Dusk quickly melted my shadow into the thin roads running through the tall grasses of High Peak. The violet amaryllis bobbed and dusted my hands with pollen as I went off the paved stones and into the backroads, where dust trails followed every step of my heels.
Then I was stumbling on the gravelly shore of Goremire Lake. I was on my backside soon after, knuckles smashed into the sharp pebbles so as to spare the amaryllis from the same punishment.
I was on the ground because I had heard my name. It pierced through my unguarded thoughts and seemed to hook me backwards.
By now the twilight skies mirrored the lake’s undulating darkness. A hand brushed against my shoulder.
“Vivie!” I exclaimed in relief while the child barrelled into my arms. “You startled me. What on earth are you doing out here? Won’t Ms. Butler have something to say about your bedtime?”
“Ms. Butler doesn’t know that I am here,” she replied.
I parted the mess of dirty gold hair from Vivie’s face, revealing a pair of grey eyes which had a wisdom I forgot. Twigs and leaves made quiet smacks on the gravel as I liberated them from the entanglement that was her head.
“All the more reason to get you back. It’s getting dark.”

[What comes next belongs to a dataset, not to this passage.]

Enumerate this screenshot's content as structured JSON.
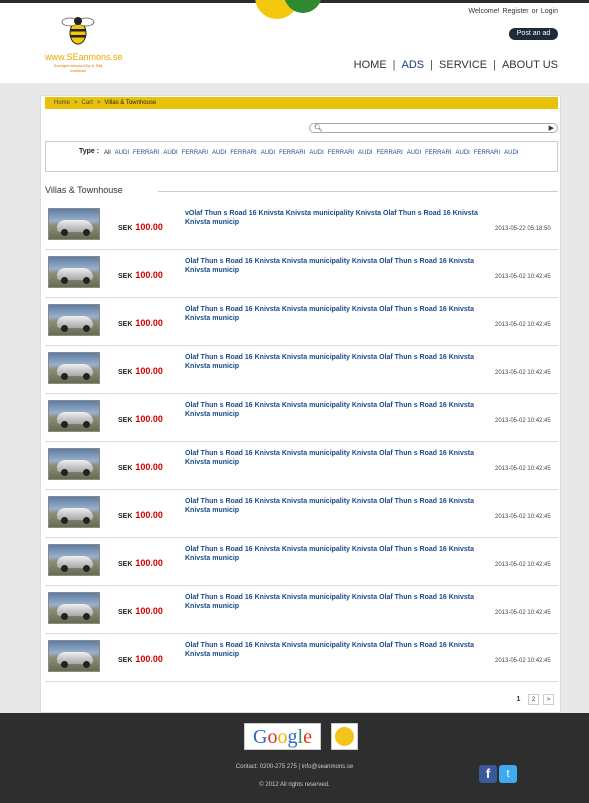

“I don’t want the headless man to get me,” she said, crawling into my arms—a quiet command for me to carry her. I hoisted the child up and continued walking towards Butler House, the spidery tops of its eroded towers just now coming into view over the hill.
“Headless man? Are the boys telling you stories to frighten you again?”
“No. He’s right behind you, Athie.”
My teeth clicked together as my jaw clenched. Vivie’s eyes were boring into mine. Was she looking for a reaction?
“Let’s just get you home, all right?” I said again without turning. “Haven’t you scared me enough for one day?” Who was I trying to prove my fearlessness to? Her or me? “The trees in the forest look like anything in the darkness.”
“I’m not lying. The singing nun told me you would try to bring me home.”
“We don’t have … nuns in High Peak, Vivie.”
I tramped through the forest between the lake and House Butler. Between the trunks I could imagine silhouettes. The hanging mouths of hollow bodies howling into the night. “Let’s talk about something else,” I urged. “Has Ms. Butler been helping you with the alphabet?”
“You love her. That’s why you bring her flowers.”
“Ms. Butler?” I scoffed. “She’s too old for me.”
“She didn’t expect it,” Vivie mumbled.
“Didn’t expect what?”
Vivie didn’t reply.
Though Vivie was still drooping over my shoulder, my chest felt lighter as we arrived at the top of the hill overlooking Goremire. The darkened sky shed more light here. I could breathe easy, not thinking about the headless man or the singing nun. At the very least, having more space to run should I ever spot them. Not that they seemed to bother Vivie.
I set her down. “You’re a brave girl. Braver than me. But don’t leave Ms. Butler after dark, all right? It’s not safe. And she needs you to protect her from the headless man.”
Without indicating that she cared or heard this, she whipped herself around, which I suppose was a kind of disconfirmation, and took off. She cleared the unkempt fields by the house, displacing tall graces and grain. Just before she was around the corner of House Butler, she planted herself in the ground and pointed at me.
Even at this distance I knew she wasn’t pointing at me, but behind me. Her tiny hand shook as if this was the last chance to warn me.
But even after she’d tucked herself behind the orphanage, I didn’t turn to check for the headless man.
I arrived at the front door, once again surprised that my foot hadn’t fallen through the porch or the steps leading to the doorway. Then I raised my hand to the iron goat knocker and took hold of its extended, curved tongue to rap on the door. After the conjoined shouts of at least nine children rang through the three stories, the dilapidated door gave in, and a woman of short height with black hair streaked with grey appeared in its frame.
Something more than exhaustion weighed in her hazel eyes, I could already see.
“Oh, Atherton. It’s only you,” Ms. Butler greeted with a forced grin. By now an expected ritual, I offered the amaryllis to her. But before I could get a word in she stopped me. “I am afraid this isn’t a good time.